-- Opening Marker --

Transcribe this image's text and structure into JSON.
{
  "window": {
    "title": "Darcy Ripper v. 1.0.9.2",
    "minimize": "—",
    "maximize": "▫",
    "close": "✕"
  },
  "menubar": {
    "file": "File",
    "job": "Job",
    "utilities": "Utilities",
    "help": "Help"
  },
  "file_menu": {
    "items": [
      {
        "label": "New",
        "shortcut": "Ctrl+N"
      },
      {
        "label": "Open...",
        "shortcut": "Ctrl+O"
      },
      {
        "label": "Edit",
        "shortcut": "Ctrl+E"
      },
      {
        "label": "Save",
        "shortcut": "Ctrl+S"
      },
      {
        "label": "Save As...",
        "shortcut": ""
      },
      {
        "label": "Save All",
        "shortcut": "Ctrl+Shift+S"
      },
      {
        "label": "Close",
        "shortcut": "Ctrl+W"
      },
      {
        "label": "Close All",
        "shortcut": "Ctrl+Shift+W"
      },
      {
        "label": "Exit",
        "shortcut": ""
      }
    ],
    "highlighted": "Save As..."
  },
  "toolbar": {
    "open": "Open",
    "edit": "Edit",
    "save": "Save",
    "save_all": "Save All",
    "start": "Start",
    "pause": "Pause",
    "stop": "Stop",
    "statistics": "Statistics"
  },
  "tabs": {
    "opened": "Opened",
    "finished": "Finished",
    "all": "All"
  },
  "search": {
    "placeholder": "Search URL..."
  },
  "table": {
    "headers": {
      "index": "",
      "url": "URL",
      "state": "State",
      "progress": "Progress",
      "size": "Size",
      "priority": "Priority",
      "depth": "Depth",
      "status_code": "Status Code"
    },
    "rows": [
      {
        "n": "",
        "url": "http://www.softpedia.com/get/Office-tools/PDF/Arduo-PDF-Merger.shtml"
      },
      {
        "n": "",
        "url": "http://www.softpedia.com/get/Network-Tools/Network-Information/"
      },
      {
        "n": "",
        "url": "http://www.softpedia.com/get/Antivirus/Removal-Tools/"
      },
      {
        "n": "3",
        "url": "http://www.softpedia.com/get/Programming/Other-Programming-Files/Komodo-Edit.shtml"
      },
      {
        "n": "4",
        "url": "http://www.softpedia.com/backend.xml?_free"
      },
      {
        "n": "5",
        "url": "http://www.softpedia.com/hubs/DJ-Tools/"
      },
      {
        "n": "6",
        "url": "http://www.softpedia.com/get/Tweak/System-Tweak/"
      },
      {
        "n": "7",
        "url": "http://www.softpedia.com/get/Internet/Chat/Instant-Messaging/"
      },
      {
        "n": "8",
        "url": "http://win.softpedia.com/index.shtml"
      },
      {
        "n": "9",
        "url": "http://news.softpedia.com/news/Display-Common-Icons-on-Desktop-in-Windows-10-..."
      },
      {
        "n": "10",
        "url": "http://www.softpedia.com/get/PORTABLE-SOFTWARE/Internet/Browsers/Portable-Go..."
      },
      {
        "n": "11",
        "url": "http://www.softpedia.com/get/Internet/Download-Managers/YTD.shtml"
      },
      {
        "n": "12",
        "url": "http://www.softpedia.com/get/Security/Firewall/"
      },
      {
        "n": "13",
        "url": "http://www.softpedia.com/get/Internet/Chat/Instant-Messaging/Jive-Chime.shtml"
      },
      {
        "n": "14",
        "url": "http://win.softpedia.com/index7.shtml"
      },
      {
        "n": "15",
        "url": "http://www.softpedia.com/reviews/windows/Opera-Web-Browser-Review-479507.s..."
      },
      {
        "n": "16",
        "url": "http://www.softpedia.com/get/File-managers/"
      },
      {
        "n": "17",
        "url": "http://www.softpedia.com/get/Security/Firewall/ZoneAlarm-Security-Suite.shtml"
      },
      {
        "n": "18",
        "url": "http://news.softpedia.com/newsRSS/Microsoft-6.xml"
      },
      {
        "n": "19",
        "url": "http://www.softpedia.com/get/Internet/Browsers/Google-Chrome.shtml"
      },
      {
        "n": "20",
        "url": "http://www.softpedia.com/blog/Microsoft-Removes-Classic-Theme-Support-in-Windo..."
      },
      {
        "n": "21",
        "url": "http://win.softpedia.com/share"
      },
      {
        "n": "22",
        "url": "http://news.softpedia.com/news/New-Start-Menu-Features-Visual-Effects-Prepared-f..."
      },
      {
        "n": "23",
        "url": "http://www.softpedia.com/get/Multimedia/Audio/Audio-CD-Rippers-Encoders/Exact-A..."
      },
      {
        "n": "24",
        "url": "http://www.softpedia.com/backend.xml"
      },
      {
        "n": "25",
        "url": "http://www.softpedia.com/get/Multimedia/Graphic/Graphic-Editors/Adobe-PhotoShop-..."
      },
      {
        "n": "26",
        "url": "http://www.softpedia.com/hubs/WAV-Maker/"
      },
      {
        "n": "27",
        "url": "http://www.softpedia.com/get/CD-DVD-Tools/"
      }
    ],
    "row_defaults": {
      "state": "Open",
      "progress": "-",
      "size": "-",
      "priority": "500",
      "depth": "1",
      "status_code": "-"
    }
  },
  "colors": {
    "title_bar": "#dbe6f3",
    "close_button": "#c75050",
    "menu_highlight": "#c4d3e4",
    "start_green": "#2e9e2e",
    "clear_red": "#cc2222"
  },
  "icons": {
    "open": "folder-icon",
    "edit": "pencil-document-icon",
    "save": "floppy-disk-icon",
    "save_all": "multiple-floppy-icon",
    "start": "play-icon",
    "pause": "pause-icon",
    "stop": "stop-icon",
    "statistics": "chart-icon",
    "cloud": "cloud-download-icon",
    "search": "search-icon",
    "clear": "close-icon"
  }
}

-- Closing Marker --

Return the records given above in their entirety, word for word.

Transcribe this image's text and structure into JSON.
{
  "window": {
    "title": "Darcy Ripper v. 1.0.9.2",
    "minimize": "—",
    "maximize": "▫",
    "close": "✕"
  },
  "menubar": {
    "file": "File",
    "job": "Job",
    "utilities": "Utilities",
    "help": "Help"
  },
  "file_menu": {
    "items": [
      {
        "label": "New",
        "shortcut": "Ctrl+N"
      },
      {
        "label": "Open...",
        "shortcut": "Ctrl+O"
      },
      {
        "label": "Edit",
        "shortcut": "Ctrl+E"
      },
      {
        "label": "Save",
        "shortcut": "Ctrl+S"
      },
      {
        "label": "Save As...",
        "shortcut": ""
      },
      {
        "label": "Save All",
        "shortcut": "Ctrl+Shift+S"
      },
      {
        "label": "Close",
        "shortcut": "Ctrl+W"
      },
      {
        "label": "Close All",
        "shortcut": "Ctrl+Shift+W"
      },
      {
        "label": "Exit",
        "shortcut": ""
      }
    ],
    "highlighted": "Save As..."
  },
  "toolbar": {
    "open": "Open",
    "edit": "Edit",
    "save": "Save",
    "save_all": "Save All",
    "start": "Start",
    "pause": "Pause",
    "stop": "Stop",
    "statistics": "Statistics"
  },
  "tabs": {
    "opened": "Opened",
    "finished": "Finished",
    "all": "All"
  },
  "search": {
    "placeholder": "Search URL..."
  },
  "table": {
    "headers": {
      "index": "",
      "url": "URL",
      "state": "State",
      "progress": "Progress",
      "size": "Size",
      "priority": "Priority",
      "depth": "Depth",
      "status_code": "Status Code"
    },
    "rows": [
      {
        "n": "",
        "url": "http://www.softpedia.com/get/Office-tools/PDF/Arduo-PDF-Merger.shtml"
      },
      {
        "n": "",
        "url": "http://www.softpedia.com/get/Network-Tools/Network-Information/"
      },
      {
        "n": "",
        "url": "http://www.softpedia.com/get/Antivirus/Removal-Tools/"
      },
      {
        "n": "3",
        "url": "http://www.softpedia.com/get/Programming/Other-Programming-Files/Komodo-Edit.shtml"
      },
      {
        "n": "4",
        "url": "http://www.softpedia.com/backend.xml?_free"
      },
      {
        "n": "5",
        "url": "http://www.softpedia.com/hubs/DJ-Tools/"
      },
      {
        "n": "6",
        "url": "http://www.softpedia.com/get/Tweak/System-Tweak/"
      },
      {
        "n": "7",
        "url": "http://www.softpedia.com/get/Internet/Chat/Instant-Messaging/"
      },
      {
        "n": "8",
        "url": "http://win.softpedia.com/index.shtml"
      },
      {
        "n": "9",
        "url": "http://news.softpedia.com/news/Display-Common-Icons-on-Desktop-in-Windows-10-..."
      },
      {
        "n": "10",
        "url": "http://www.softpedia.com/get/PORTABLE-SOFTWARE/Internet/Browsers/Portable-Go..."
      },
      {
        "n": "11",
        "url": "http://www.softpedia.com/get/Internet/Download-Managers/YTD.shtml"
      },
      {
        "n": "12",
        "url": "http://www.softpedia.com/get/Security/Firewall/"
      },
      {
        "n": "13",
        "url": "http://www.softpedia.com/get/Internet/Chat/Instant-Messaging/Jive-Chime.shtml"
      },
      {
        "n": "14",
        "url": "http://win.softpedia.com/index7.shtml"
      },
      {
        "n": "15",
        "url": "http://www.softpedia.com/reviews/windows/Opera-Web-Browser-Review-479507.s..."
      },
      {
        "n": "16",
        "url": "http://www.softpedia.com/get/File-managers/"
      },
      {
        "n": "17",
        "url": "http://www.softpedia.com/get/Security/Firewall/ZoneAlarm-Security-Suite.shtml"
      },
      {
        "n": "18",
        "url": "http://news.softpedia.com/newsRSS/Microsoft-6.xml"
      },
      {
        "n": "19",
        "url": "http://www.softpedia.com/get/Internet/Browsers/Google-Chrome.shtml"
      },
      {
        "n": "20",
        "url": "http://www.softpedia.com/blog/Microsoft-Removes-Classic-Theme-Support-in-Windo..."
      },
      {
        "n": "21",
        "url": "http://win.softpedia.com/share"
      },
      {
        "n": "22",
        "url": "http://news.softpedia.com/news/New-Start-Menu-Features-Visual-Effects-Prepared-f..."
      },
      {
        "n": "23",
        "url": "http://www.softpedia.com/get/Multimedia/Audio/Audio-CD-Rippers-Encoders/Exact-A..."
      },
      {
        "n": "24",
        "url": "http://www.softpedia.com/backend.xml"
      },
      {
        "n": "25",
        "url": "http://www.softpedia.com/get/Multimedia/Graphic/Graphic-Editors/Adobe-PhotoShop-..."
      },
      {
        "n": "26",
        "url": "http://www.softpedia.com/hubs/WAV-Maker/"
      },
      {
        "n": "27",
        "url": "http://www.softpedia.com/get/CD-DVD-Tools/"
      }
    ],
    "row_defaults": {
      "state": "Open",
      "progress": "-",
      "size": "-",
      "priority": "500",
      "depth": "1",
      "status_code": "-"
    }
  },
  "colors": {
    "title_bar": "#dbe6f3",
    "close_button": "#c75050",
    "menu_highlight": "#c4d3e4",
    "start_green": "#2e9e2e",
    "clear_red": "#cc2222"
  },
  "icons": {
    "open": "folder-icon",
    "edit": "pencil-document-icon",
    "save": "floppy-disk-icon",
    "save_all": "multiple-floppy-icon",
    "start": "play-icon",
    "pause": "pause-icon",
    "stop": "stop-icon",
    "statistics": "chart-icon",
    "cloud": "cloud-download-icon",
    "search": "search-icon",
    "clear": "close-icon"
  }
}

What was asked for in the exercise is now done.